"Interesting interview?" Sam asked.
"I went to her house by way of the river road. I like to walk."
Sam waited. Then remembered. "Oh."
"Some things," David said, "They're just . . . It's like a sunset or birds in flight." He looked quick at Sam. "I didn't mean to . . . I wasn't spying."
Sam half-smiled. It was just a kiss, he and Amanda on the river road. This was kind of touching really; David so ill-at-ease.
"You can't help who you fall in love with," David said at last, each word in slow measure.
This was it, then. He would tell Sam how he felt about Amanda. Not a real good idea, seeing they all had to work in the same room together. It would make them both uncomfortable. And what would be gained? Did David think he would
just say, "Oh well, if you want her, then . . ."
Thoughts of Amanda were bugging the hell out of Sam right now. Something she'd said in leaving -- or the way she'd said it. Talk about ownership.
And for all her looking at him, staring at him, she never saw him. Sometimes he felt like waving his hand in front of her eyes and saying, "IN HERE".
Of course, if he was with her, he wouldn't be thinking any of this. He would be easing zippers and slipping buttons, one by one, which is what he would be doing at her house in a couple hours.
Not that he was complaining.
But sometimes, even when they were making love, Amanda didn't seem to be there. Or maybe it was he who wasn't there. Nothing seemed to matter to Amanda. Nothing Amanda touched seemed real. She held the world lightly. She touched the world lightly. As if it were all of no consequence.

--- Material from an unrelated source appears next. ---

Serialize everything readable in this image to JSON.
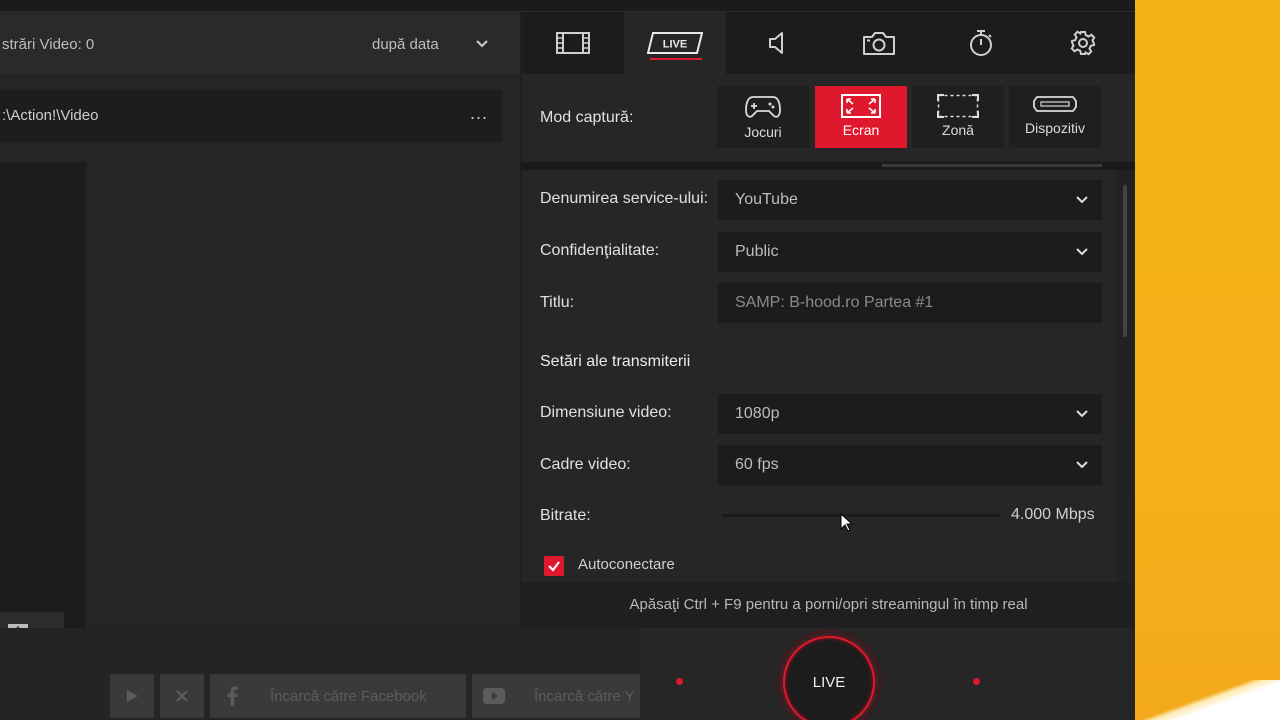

Sam waited for David to go on with his sorry news. He watched him with the coffee cup, the way he held it in both hands like something cherished; how real it was in his hands; heavy and smooth. The coffee, as he tasted, had substance, had texture, was real. All things were real to David. He would be someone who would tilt his face to the sky to feel the rain. Sam could see him with his hands open, his fingers spread to touch rain-soaked leaves or rough bark of trees or smooth, cold stones at a river's edge. Even a phrase, a word, held weight for David; was made real.
There was a clock ticking near the table where they sat. A jumble of conversation from other diners and even the kitchen noise reached them. The traffic hum of a town busy with its transition from day to evening slipped round them with a mood so peaceful, Sam would have been willing to sit half the night in conversation with David -- as long as they veered from the subject of Amanda.
David sat, tapping his cup against the table lightly, like someone with something to say and no way to say it. Sam looked at him. Waited.
"If love is something real," David said, at last, "Not just a convenience someone invented. If it is real, you couldn't choose. Beauty. Intelligence. You couldn't choose those things and determine that's who you're going to love."
Sam studied a coffee stain the shape of Idaho on the blue checkered tablecloth, puzzled, knowing he was clearly missing something.
"You couldn't choose." David went on. " Not by cultural, social, economic background. Not education. Not race." He took a drink of his coffee. "Not even gender . . . really." All this he said calmly, softly as he stared at the table, into his coffee cup, out the window. Then he looked at Sam. "I mean, if love's real."
Sam stared at him, aware of moments passing. . . of the silence.
It was strange about silence. How it too, was something said. Not something missing -- something present. Real. Moments could crowd themselves into a silence; moments full of meaning; a day, a year, a lifetime of moments. Kindnesses, words, meanings lost in a crowd of noise could be found again in a silence.
A lot could have been said for keeping silent. Still.
"Not brown," Sam said. "Darker. Like midnight."
David looked at him
Your eyes, Sam didn't say, they're like a midnight sky.
c1999 Dooley (dKd)